= TASK TO CARRY OUT =
Retype all of the data without changing a single word.

Component data from apps and pages
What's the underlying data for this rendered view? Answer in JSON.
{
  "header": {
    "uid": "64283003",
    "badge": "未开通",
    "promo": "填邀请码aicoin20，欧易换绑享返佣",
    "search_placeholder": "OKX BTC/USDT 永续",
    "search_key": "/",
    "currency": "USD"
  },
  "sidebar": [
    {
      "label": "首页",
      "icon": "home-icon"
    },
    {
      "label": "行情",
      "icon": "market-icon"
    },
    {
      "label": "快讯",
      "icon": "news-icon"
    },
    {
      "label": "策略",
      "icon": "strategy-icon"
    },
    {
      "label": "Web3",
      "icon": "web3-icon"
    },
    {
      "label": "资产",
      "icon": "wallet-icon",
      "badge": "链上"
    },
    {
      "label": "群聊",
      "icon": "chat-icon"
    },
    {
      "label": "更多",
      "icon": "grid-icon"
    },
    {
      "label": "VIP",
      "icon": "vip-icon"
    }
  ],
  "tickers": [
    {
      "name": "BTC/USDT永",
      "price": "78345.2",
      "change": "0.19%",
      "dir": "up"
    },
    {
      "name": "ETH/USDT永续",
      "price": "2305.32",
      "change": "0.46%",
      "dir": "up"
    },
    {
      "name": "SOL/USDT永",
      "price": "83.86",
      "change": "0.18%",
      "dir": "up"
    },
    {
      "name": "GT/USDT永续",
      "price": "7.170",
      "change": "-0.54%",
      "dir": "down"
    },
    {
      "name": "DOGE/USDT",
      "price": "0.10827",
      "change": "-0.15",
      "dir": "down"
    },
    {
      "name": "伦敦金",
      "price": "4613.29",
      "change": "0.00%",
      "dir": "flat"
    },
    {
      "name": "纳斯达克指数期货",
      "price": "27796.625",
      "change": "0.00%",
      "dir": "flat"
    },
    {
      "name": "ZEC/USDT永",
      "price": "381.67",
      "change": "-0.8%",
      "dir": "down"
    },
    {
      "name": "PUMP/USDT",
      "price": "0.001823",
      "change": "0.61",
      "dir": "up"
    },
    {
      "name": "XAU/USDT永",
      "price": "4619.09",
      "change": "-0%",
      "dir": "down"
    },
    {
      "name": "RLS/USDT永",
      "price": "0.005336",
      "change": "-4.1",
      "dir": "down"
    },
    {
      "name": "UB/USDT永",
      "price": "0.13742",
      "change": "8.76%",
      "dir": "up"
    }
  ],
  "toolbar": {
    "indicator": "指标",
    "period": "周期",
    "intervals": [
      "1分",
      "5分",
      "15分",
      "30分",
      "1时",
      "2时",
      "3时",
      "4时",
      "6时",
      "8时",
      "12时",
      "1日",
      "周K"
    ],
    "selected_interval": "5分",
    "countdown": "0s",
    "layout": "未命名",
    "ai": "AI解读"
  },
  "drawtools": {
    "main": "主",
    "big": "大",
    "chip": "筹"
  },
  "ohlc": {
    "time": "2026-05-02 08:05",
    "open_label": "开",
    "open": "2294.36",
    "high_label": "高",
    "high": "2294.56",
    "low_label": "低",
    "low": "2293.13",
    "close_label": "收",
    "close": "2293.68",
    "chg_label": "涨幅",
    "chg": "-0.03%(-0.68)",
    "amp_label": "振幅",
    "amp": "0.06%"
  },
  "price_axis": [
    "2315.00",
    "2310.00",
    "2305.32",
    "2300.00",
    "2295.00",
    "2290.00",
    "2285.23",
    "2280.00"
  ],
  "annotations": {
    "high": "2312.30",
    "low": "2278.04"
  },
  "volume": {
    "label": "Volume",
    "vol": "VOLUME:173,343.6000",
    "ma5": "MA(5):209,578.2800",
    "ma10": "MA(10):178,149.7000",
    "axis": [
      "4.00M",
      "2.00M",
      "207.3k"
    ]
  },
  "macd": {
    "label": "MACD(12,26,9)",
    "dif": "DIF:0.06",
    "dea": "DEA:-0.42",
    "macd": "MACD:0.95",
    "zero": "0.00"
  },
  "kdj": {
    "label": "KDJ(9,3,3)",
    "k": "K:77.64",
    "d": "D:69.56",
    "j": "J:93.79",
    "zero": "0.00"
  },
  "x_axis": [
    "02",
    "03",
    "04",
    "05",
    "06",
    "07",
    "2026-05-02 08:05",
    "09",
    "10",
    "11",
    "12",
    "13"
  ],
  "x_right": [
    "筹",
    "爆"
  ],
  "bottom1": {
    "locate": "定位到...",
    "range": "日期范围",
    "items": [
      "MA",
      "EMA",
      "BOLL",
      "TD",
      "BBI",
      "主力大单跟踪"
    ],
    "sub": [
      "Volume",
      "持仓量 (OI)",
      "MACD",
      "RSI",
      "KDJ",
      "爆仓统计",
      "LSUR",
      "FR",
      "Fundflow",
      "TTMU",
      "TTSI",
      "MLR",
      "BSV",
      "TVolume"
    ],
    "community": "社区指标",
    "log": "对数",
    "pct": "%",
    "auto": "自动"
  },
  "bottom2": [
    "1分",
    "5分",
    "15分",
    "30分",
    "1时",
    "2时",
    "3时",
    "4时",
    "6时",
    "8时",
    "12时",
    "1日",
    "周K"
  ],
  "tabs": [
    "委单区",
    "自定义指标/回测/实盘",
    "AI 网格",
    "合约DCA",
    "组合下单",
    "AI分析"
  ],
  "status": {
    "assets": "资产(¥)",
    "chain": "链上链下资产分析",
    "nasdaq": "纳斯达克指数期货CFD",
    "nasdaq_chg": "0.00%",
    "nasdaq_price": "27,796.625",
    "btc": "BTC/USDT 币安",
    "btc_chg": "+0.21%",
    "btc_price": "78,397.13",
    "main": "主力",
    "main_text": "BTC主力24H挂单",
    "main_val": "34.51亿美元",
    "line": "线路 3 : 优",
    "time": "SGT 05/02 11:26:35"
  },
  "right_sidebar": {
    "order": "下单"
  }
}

= EXERCISE RESULT =
What's the underlying data for this rendered view? Answer in JSON.
{
  "header": {
    "uid": "64283003",
    "badge": "未开通",
    "promo": "填邀请码aicoin20，欧易换绑享返佣",
    "search_placeholder": "OKX BTC/USDT 永续",
    "search_key": "/",
    "currency": "USD"
  },
  "sidebar": [
    {
      "label": "首页",
      "icon": "home-icon"
    },
    {
      "label": "行情",
      "icon": "market-icon"
    },
    {
      "label": "快讯",
      "icon": "news-icon"
    },
    {
      "label": "策略",
      "icon": "strategy-icon"
    },
    {
      "label": "Web3",
      "icon": "web3-icon"
    },
    {
      "label": "资产",
      "icon": "wallet-icon",
      "badge": "链上"
    },
    {
      "label": "群聊",
      "icon": "chat-icon"
    },
    {
      "label": "更多",
      "icon": "grid-icon"
    },
    {
      "label": "VIP",
      "icon": "vip-icon"
    }
  ],
  "tickers": [
    {
      "name": "BTC/USDT永",
      "price": "78345.2",
      "change": "0.19%",
      "dir": "up"
    },
    {
      "name": "ETH/USDT永续",
      "price": "2305.32",
      "change": "0.46%",
      "dir": "up"
    },
    {
      "name": "SOL/USDT永",
      "price": "83.86",
      "change": "0.18%",
      "dir": "up"
    },
    {
      "name": "GT/USDT永续",
      "price": "7.170",
      "change": "-0.54%",
      "dir": "down"
    },
    {
      "name": "DOGE/USDT",
      "price": "0.10827",
      "change": "-0.15",
      "dir": "down"
    },
    {
      "name": "伦敦金",
      "price": "4613.29",
      "change": "0.00%",
      "dir": "flat"
    },
    {
      "name": "纳斯达克指数期货",
      "price": "27796.625",
      "change": "0.00%",
      "dir": "flat"
    },
    {
      "name": "ZEC/USDT永",
      "price": "381.67",
      "change": "-0.8%",
      "dir": "down"
    },
    {
      "name": "PUMP/USDT",
      "price": "0.001823",
      "change": "0.61",
      "dir": "up"
    },
    {
      "name": "XAU/USDT永",
      "price": "4619.09",
      "change": "-0%",
      "dir": "down"
    },
    {
      "name": "RLS/USDT永",
      "price": "0.005336",
      "change": "-4.1",
      "dir": "down"
    },
    {
      "name": "UB/USDT永",
      "price": "0.13742",
      "change": "8.76%",
      "dir": "up"
    }
  ],
  "toolbar": {
    "indicator": "指标",
    "period": "周期",
    "intervals": [
      "1分",
      "5分",
      "15分",
      "30分",
      "1时",
      "2时",
      "3时",
      "4时",
      "6时",
      "8时",
      "12时",
      "1日",
      "周K"
    ],
    "selected_interval": "5分",
    "countdown": "0s",
    "layout": "未命名",
    "ai": "AI解读"
  },
  "drawtools": {
    "main": "主",
    "big": "大",
    "chip": "筹"
  },
  "ohlc": {
    "time": "2026-05-02 08:05",
    "open_label": "开",
    "open": "2294.36",
    "high_label": "高",
    "high": "2294.56",
    "low_label": "低",
    "low": "2293.13",
    "close_label": "收",
    "close": "2293.68",
    "chg_label": "涨幅",
    "chg": "-0.03%(-0.68)",
    "amp_label": "振幅",
    "amp": "0.06%"
  },
  "price_axis": [
    "2315.00",
    "2310.00",
    "2305.32",
    "2300.00",
    "2295.00",
    "2290.00",
    "2285.23",
    "2280.00"
  ],
  "annotations": {
    "high": "2312.30",
    "low": "2278.04"
  },
  "volume": {
    "label": "Volume",
    "vol": "VOLUME:173,343.6000",
    "ma5": "MA(5):209,578.2800",
    "ma10": "MA(10):178,149.7000",
    "axis": [
      "4.00M",
      "2.00M",
      "207.3k"
    ]
  },
  "macd": {
    "label": "MACD(12,26,9)",
    "dif": "DIF:0.06",
    "dea": "DEA:-0.42",
    "macd": "MACD:0.95",
    "zero": "0.00"
  },
  "kdj": {
    "label": "KDJ(9,3,3)",
    "k": "K:77.64",
    "d": "D:69.56",
    "j": "J:93.79",
    "zero": "0.00"
  },
  "x_axis": [
    "02",
    "03",
    "04",
    "05",
    "06",
    "07",
    "2026-05-02 08:05",
    "09",
    "10",
    "11",
    "12",
    "13"
  ],
  "x_right": [
    "筹",
    "爆"
  ],
  "bottom1": {
    "locate": "定位到...",
    "range": "日期范围",
    "items": [
      "MA",
      "EMA",
      "BOLL",
      "TD",
      "BBI",
      "主力大单跟踪"
    ],
    "sub": [
      "Volume",
      "持仓量 (OI)",
      "MACD",
      "RSI",
      "KDJ",
      "爆仓统计",
      "LSUR",
      "FR",
      "Fundflow",
      "TTMU",
      "TTSI",
      "MLR",
      "BSV",
      "TVolume"
    ],
    "community": "社区指标",
    "log": "对数",
    "pct": "%",
    "auto": "自动"
  },
  "bottom2": [
    "1分",
    "5分",
    "15分",
    "30分",
    "1时",
    "2时",
    "3时",
    "4时",
    "6时",
    "8时",
    "12时",
    "1日",
    "周K"
  ],
  "tabs": [
    "委单区",
    "自定义指标/回测/实盘",
    "AI 网格",
    "合约DCA",
    "组合下单",
    "AI分析"
  ],
  "status": {
    "assets": "资产(¥)",
    "chain": "链上链下资产分析",
    "nasdaq": "纳斯达克指数期货CFD",
    "nasdaq_chg": "0.00%",
    "nasdaq_price": "27,796.625",
    "btc": "BTC/USDT 币安",
    "btc_chg": "+0.21%",
    "btc_price": "78,397.13",
    "main": "主力",
    "main_text": "BTC主力24H挂单",
    "main_val": "34.51亿美元",
    "line": "线路 3 : 优",
    "time": "SGT 05/02 11:26:35"
  },
  "right_sidebar": {
    "order": "下单"
  }
}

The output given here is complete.